| Problem statement |
Repeat the data exactly. Pictures stay out.

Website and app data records
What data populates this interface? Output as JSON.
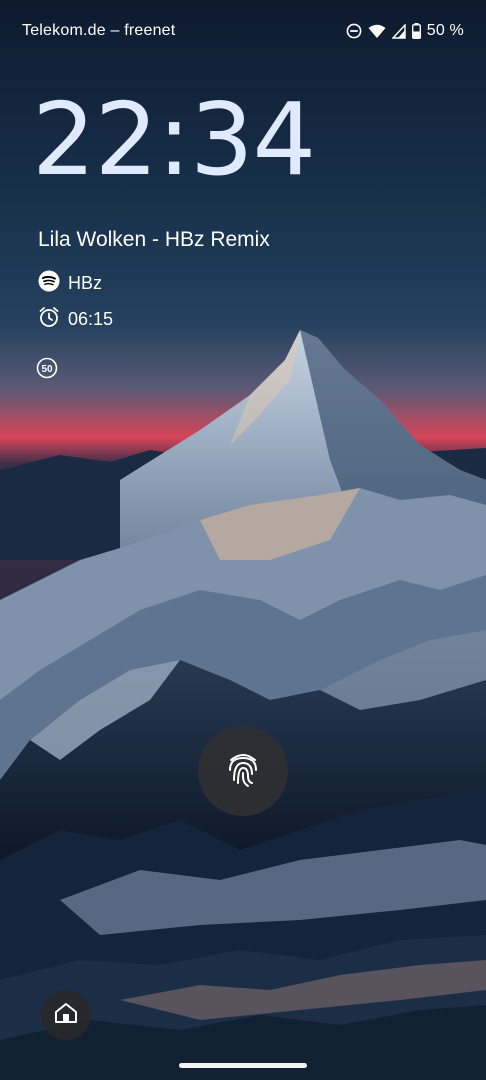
{
  "status_bar": {
    "carrier": "Telekom.de – freenet",
    "battery": "50 %",
    "icons": [
      "do-not-disturb-icon",
      "wifi-icon",
      "cellular-signal-icon",
      "battery-icon"
    ]
  },
  "lockscreen": {
    "time": "22:34",
    "media": {
      "title": "Lila Wolken - HBz Remix",
      "artist": "HBz",
      "app_icon": "spotify-icon"
    },
    "alarm": {
      "icon": "alarm-clock-icon",
      "time": "06:15"
    },
    "badge": {
      "value": "50"
    }
  },
  "actions": {
    "fingerprint_icon": "fingerprint-icon",
    "home_icon": "home-icon"
  },
  "colors": {
    "clock": "#dfe9ff",
    "sunset_band": "#d6455a",
    "sky_top": "#0f1a2e"
  }
}
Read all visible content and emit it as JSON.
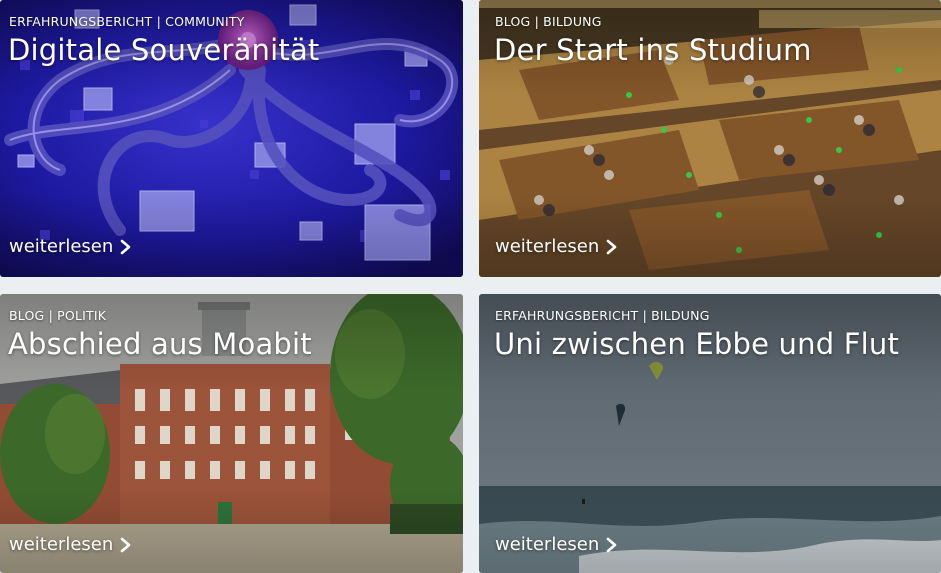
{
  "cards": [
    {
      "category": "ERFAHRUNGSBERICHT | COMMUNITY",
      "title": "Digitale Souveränität",
      "link": "weiterlesen"
    },
    {
      "category": "BLOG | BILDUNG",
      "title": "Der Start ins Studium",
      "link": "weiterlesen"
    },
    {
      "category": "BLOG | POLITIK",
      "title": "Abschied aus Moabit",
      "link": "weiterlesen"
    },
    {
      "category": "ERFAHRUNGSBERICHT | BILDUNG",
      "title": "Uni zwischen Ebbe und Flut",
      "link": "weiterlesen"
    }
  ],
  "icons": {
    "link_arrow": "chevron-right-icon"
  },
  "colors": {
    "page_background": "#eceff2",
    "text": "#ffffff"
  }
}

| Exercise result |
What data populates this interface? Output as JSON.
{
  "status_bar": {
    "carrier": "Telekom.de – freenet",
    "battery": "50 %",
    "icons": [
      "do-not-disturb-icon",
      "wifi-icon",
      "cellular-signal-icon",
      "battery-icon"
    ]
  },
  "lockscreen": {
    "time": "22:34",
    "media": {
      "title": "Lila Wolken - HBz Remix",
      "artist": "HBz",
      "app_icon": "spotify-icon"
    },
    "alarm": {
      "icon": "alarm-clock-icon",
      "time": "06:15"
    },
    "badge": {
      "value": "50"
    }
  },
  "actions": {
    "fingerprint_icon": "fingerprint-icon",
    "home_icon": "home-icon"
  },
  "colors": {
    "clock": "#dfe9ff",
    "sunset_band": "#d6455a",
    "sky_top": "#0f1a2e"
  }
}
Read all visible content and emit it as JSON.
{
  "cards": [
    {
      "category": "ERFAHRUNGSBERICHT | COMMUNITY",
      "title": "Digitale Souveränität",
      "link": "weiterlesen"
    },
    {
      "category": "BLOG | BILDUNG",
      "title": "Der Start ins Studium",
      "link": "weiterlesen"
    },
    {
      "category": "BLOG | POLITIK",
      "title": "Abschied aus Moabit",
      "link": "weiterlesen"
    },
    {
      "category": "ERFAHRUNGSBERICHT | BILDUNG",
      "title": "Uni zwischen Ebbe und Flut",
      "link": "weiterlesen"
    }
  ],
  "icons": {
    "link_arrow": "chevron-right-icon"
  },
  "colors": {
    "page_background": "#eceff2",
    "text": "#ffffff"
  }
}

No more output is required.